The signing of the document late on Sunday declared an end to nearly two years of sporadic clashes between armed partisans of Renamo leader Afonso Dhlakama and the security forces of President Armando Guebuza's government.
Elements of the peace accord had already been announced in recent weeks between the former civil war foes, including an amnesty law approved two weeks ago that will allow Dhlakama to leave his temporary hideaway in the bush and run for the presidency in the coming election.
The low-level clashes between Renamo guerrillas and the army and police since 2012 had raised fears of a lapse back to the chaos of the 1975-1992 civil war in the southern African state, which is developing big coal and offshore gas deposits with foreign investors.
Dhlakama, whose Renamo party has lost every election to Frelimo since the end of the war, had taken his fighters back to the bush after accusing Guebuza and Frelimo of unfairly monopolising political and economic power in the country.
"The declaration of the cessation of military hostilities which we've just signed is made in the spirit of good faith and represents the will of all of Mozambique's people to establish peace and harmony in our country," said Renamo's negotiator Saimone Macuiane, who initialled the document with the government representative, Agriculture Minister Jose Pacheco.
The accord, which is expected to be ratified by Dhlakama and Guebuza in a public ceremony in coming days, foresees the demobilisation of Renamo's fighters and their integration into the national army and police, a process that will be overseen by foreign military observers.
It will allow Dhlakama to leave his bush base in central Sofala province and begin campaigning for the Oct. 15 elections.
Speaking on Monday in a conference call to journalists from his Gorongosa mountain base, Dhlakama said he had communicated news of the ceasefire accord to his armed units. "They've received the orders and promised to obey," he said.
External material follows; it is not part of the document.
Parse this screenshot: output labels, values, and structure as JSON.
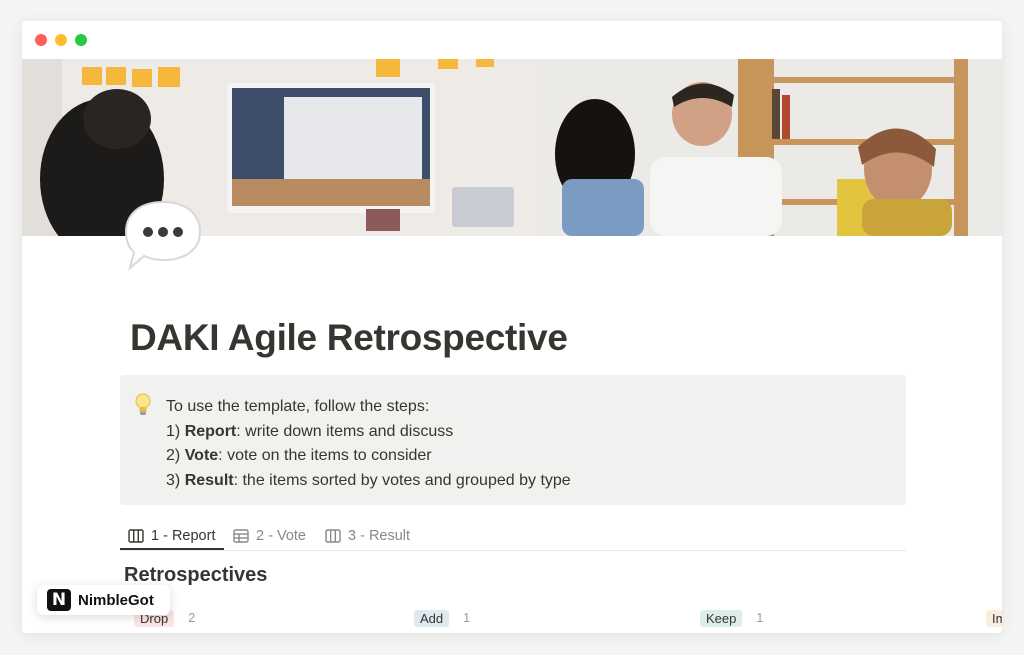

The Renamo leader added he was looking forward to meeting Guebuza. "I don't know if it'll be in Maputo or Beira ... but there's good will on my side and a lot to talk about," he added.
The constitution bars Guebuza from running for a third term and former Defence Minister Filipe Nyusi will run as the Frelimo candidate.
Whoever wins the Oct. 15 vote will face the challenging task of bringing to fruition major coal and offshore natural gas investment projects that have the potential to bring billions of dollars to a nation that was in ruins two decades ago.
Mozambique's resource-led boom involves investors including Brazil's Vale, London-listed Rio Tinto, Italy's Eni and U.S. oil firm Anadarko.
(Writing by Pascal Fletcher; Editing by Joe Brock)